When National Rifle Association (NRA) President Charlton Heston hoisted a rifle above his head at the organization’s 2000 convention and shouted the words “from my cold dead hands,” there was no joke about it. He was conveying a serious threat by expressing the organization’s belief that the Second Amendment provides individuals with theright to take violent action against our government—“one bullet at a time”—when they deem it has become “tyrannical.” Since the conservative wing of the Supreme Court gave legal backing to this dangerous “Insurrectionist Idea” in 2008, there have been a significant number of violent acts by those who fear and hate our government.
The NRA, however, now appears to find its advocacy for insurrectionism humorous. In a bizarre new video released in late August as part of its “Trigger the Vote” campaign, a group meeting is being held to discuss what should be done about the government coming to take away people’s guns. An old woman in the group, in an expletive-filled tirade reminiscent of Heston, states that if the government wants her gun, “they’ll have to pry it from my cold dead hands.” Martial arts expert/celebrity Chuck Norris then busts into the room and tells the participants that “there’s only one way to protect our rights,” by registering to vote.
The use of Chuck Norris as a voice of reason is curious, to put it mildly. Just last year, Norris told conservative radio/TV host Glenn Beck, “I don't use [guns] for hunting. I'm not a hunter. But the thing is, it's for protection ... If the government decides to become a tyrannical government, our guns are to protect us against that. And that's really what the Second Amendment is all about.” Norris even warned in March 2009 that a “second American Revolution” will happen “if the state of the union continues to turn into the enemy of the state.” Norris clearly buys into the insurrectionist ideology his new ad so casually dismisses.
The “Trigger the Vote” campaign is a sharp departure from previous NRA rhetoric, and raises questions about the organization’s motives. The NRA’s embrace of insurrectionism—formalized through its amicus brief in the 2008 D.C. v. Heller case referenced above—has received significant press attention as of late, particularly after armed Americans began to appear at town hall meetings, presidential speeches, and other political events. The NRA might be trying to distance itself from this type of behavior with the “Trigger the Vote” campaign. It is also undoubtedly attempting to reach out to more moderate swing voters before a critical mid-term election.
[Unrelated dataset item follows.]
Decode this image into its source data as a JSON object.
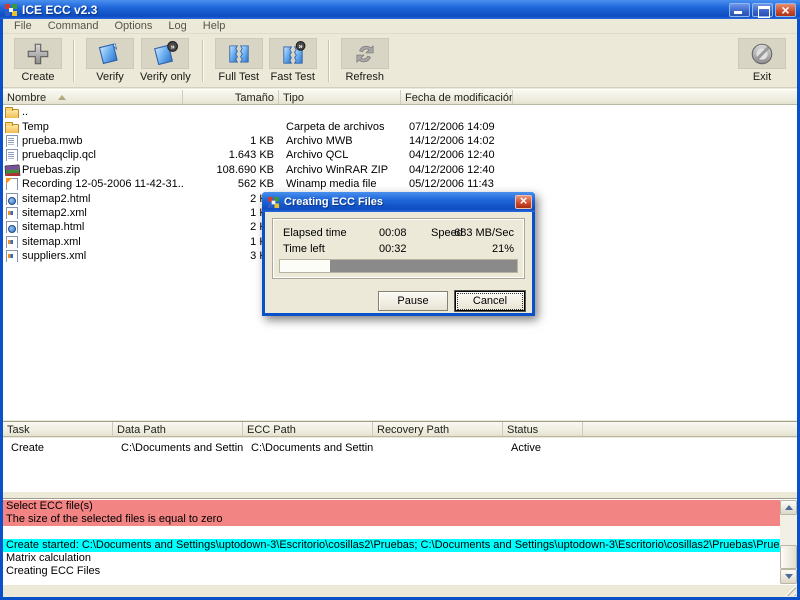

Even long-time NRA supporters, however, are beginning to question its wisdom on the subject of guns, democracy and freedom. Democratic Senate Majority Leader Harry Reid, who has done much to advance the gun lobby’s agenda, recently ran ads against Republican Senate candidate and Tea Partier Sharron Angle that strike directly at the Insurrectionist Idea. In one ad, the president of the Peace Officers Research Association of Nevada states that Angle’s “Second Amendment remedies” are a clear call for “armed resistance” and denounces them as “crazy” and “way over the line.”
Two weeks after Reid’s “Over the Line” ad ran, the NRA chose not to endorse him in the upcoming election. This prompted some to speculate that the NRA was punishing him for rejecting their extreme ideology. The NRA denied this, however, claiming that its decision had to do with Reid’s support of Supreme Court nominees Sonia Sotomayor and Elena Kagan.
The bottom line, however, is that no matter how hard you try to mask insurrectionist ideology with a public relations campaign, if you put lipstick on a pig, it’s still a pig. If the NRA is sincere in its desire to condemn insurrectionism, it should have its legal counsel issue a statement making it clear that the Second Amendment does not provide individuals with the right to shoot government officials when they feel “oppressed” or sense “tyranny.”
Until then, when the NRA chooses to joke about this topic, all Americans should ask: What’s so funny?